* Task brief: Across the listing below, count every line where the string "taskhost" appears, then give only the count.
===
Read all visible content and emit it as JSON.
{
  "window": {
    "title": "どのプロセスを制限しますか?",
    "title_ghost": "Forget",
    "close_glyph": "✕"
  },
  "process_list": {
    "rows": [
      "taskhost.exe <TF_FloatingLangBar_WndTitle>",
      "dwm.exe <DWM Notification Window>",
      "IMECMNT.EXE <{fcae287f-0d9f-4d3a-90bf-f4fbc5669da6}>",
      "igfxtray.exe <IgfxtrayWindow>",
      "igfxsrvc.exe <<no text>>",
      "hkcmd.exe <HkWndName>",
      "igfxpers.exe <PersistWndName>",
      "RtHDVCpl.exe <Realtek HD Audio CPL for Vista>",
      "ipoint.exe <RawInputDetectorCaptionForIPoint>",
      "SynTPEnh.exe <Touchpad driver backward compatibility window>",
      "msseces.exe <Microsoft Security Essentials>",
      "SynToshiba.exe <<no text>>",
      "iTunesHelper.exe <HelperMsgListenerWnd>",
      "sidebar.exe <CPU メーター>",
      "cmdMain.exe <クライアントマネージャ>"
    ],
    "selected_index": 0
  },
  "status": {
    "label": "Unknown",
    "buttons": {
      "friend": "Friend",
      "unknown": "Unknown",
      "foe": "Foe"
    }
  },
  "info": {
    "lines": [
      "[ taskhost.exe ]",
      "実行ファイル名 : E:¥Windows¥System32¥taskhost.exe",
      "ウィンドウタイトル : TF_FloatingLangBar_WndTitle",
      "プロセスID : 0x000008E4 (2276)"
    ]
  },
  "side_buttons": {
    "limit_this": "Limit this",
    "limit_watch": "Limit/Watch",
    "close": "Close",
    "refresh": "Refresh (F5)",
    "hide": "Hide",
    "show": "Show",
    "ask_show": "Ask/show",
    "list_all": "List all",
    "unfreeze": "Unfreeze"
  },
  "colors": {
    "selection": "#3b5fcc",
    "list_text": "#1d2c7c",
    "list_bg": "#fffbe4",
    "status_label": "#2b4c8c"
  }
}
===
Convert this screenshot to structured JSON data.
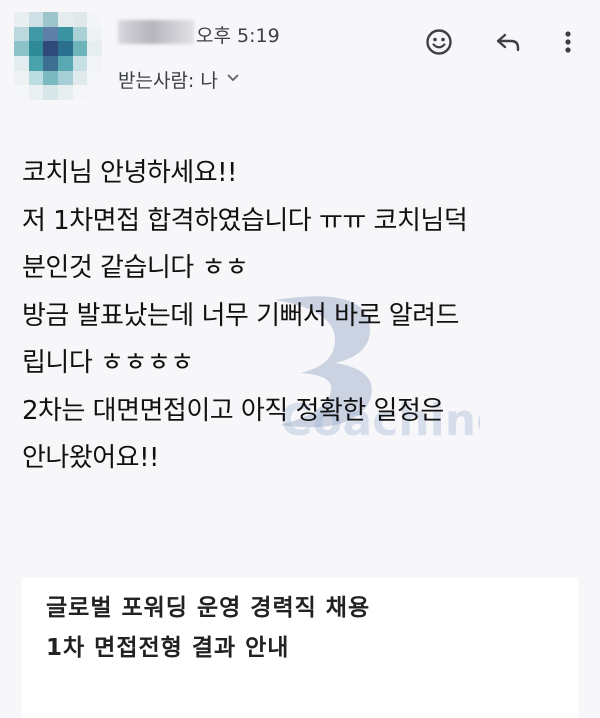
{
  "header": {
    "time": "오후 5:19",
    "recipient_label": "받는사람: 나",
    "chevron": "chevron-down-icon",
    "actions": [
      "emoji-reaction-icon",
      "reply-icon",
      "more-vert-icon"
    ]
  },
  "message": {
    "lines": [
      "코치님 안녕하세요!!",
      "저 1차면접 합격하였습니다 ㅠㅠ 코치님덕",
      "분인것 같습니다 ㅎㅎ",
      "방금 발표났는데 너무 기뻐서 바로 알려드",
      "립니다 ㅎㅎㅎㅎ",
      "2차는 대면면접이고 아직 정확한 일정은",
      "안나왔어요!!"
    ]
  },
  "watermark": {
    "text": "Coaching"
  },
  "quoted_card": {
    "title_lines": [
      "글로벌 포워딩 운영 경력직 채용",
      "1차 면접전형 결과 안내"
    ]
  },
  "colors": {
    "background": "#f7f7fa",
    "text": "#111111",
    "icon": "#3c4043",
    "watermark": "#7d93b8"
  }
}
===
* Solution to the problem: 3